What young woman does not enjoy enhancing her features with a little extra glam and glimmer? Numerous cosmetic products loom enticingly from store shelves inviting a woman of all ages and social statuses to purchase them for a unique appearance. Plus, the makeup industry rakes in a lot of cash and attention, with models wearing a specific brand, or actresses using a line for their cover photo shoots. As one of the main products mass-produced on today’s market, it is by far one of the most common commodities associated with female identity and fashion. It makes eyes look brighter, complexions appear more even, and lips look fuller and more kissable.
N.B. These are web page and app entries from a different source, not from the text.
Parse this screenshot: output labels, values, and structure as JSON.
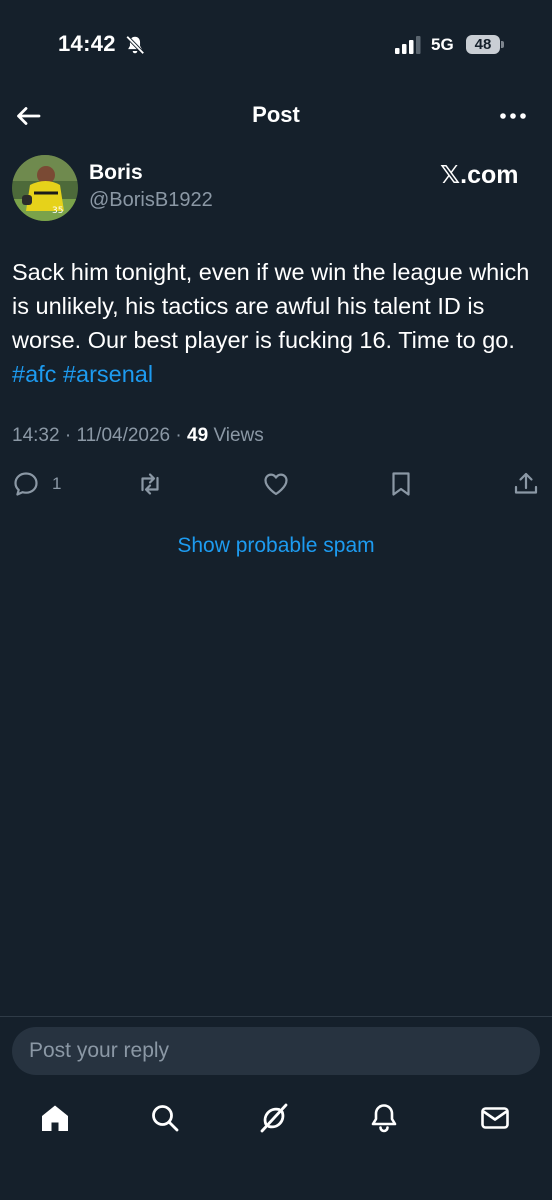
{
  "status_bar": {
    "time": "14:42",
    "network": "5G",
    "battery": "48"
  },
  "header": {
    "title": "Post"
  },
  "author": {
    "name": "Boris",
    "handle": "@BorisB1922",
    "source": "𝕏.com"
  },
  "post": {
    "text": "Sack him tonight, even if we win the league which is unlikely, his tactics are awful his talent ID is worse. Our best player is fucking 16. Time to go.",
    "hashtags": [
      "#afc",
      "#arsenal"
    ],
    "time": "14:32",
    "date": "11/04/2026",
    "views_count": "49",
    "views_label": "Views",
    "reply_count": "1"
  },
  "spam_link": "Show probable spam",
  "reply_box": {
    "placeholder": "Post your reply"
  },
  "icons": {
    "back": "arrow-left-icon",
    "more": "more-horizontal-icon",
    "reply": "comment-icon",
    "retweet": "retweet-icon",
    "like": "heart-icon",
    "bookmark": "bookmark-icon",
    "share": "share-icon",
    "home": "home-icon",
    "search": "search-icon",
    "grok": "grok-icon",
    "notifications": "bell-icon",
    "messages": "mail-icon"
  },
  "colors": {
    "background": "#15202b",
    "accent": "#1d9bf0",
    "secondary_text": "#8b98a5"
  }
}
What is not to love about good makeup that plays up your facial features?
Maybe the concoction of toxic ingredients will make you change your mind.
New kinds of mattresses have been circulating on the sleep market, with manufacturers promising a better, fuller night’s rest with fewer body aches. Many of these promises come into fruition once a customer makes a purchase. However, while these new, improved mattress may create an enhanced night of sleep, they may also put severe dents into the health of the sleeper. What goes into some of these mattresses? What can this concoction of synthetic materials cause on the health horizon? Should you be having second thoughts about that new mattress that makes you feel like you are sleeping on air?
When walking down the hair-care aisle in the supermarket, you see lots of enticing brand names proclaiming miracle work for your hair. Bottles bursting with color that contain fruity or floral fragrances promise to handle all of your hair dilemmas with exotic ingredients advertised on each label. Do they really do as promised? Or can they make a bad hair day much worse? And, what about all those hard-to-pronounce ingredients that make you feel like you should have paid more attention in chemistry class? What do they do?
October marks the time of year that many individuals use to reflect on either loved ones who struggled with breast cancer, or remember their own struggle with this life-threatening condition. Some people participate in festivities designed and marketed to ‘raise awareness’ of the reality of breast cancer, fueled by fund raisers that target the hope of ‘finding a cure.’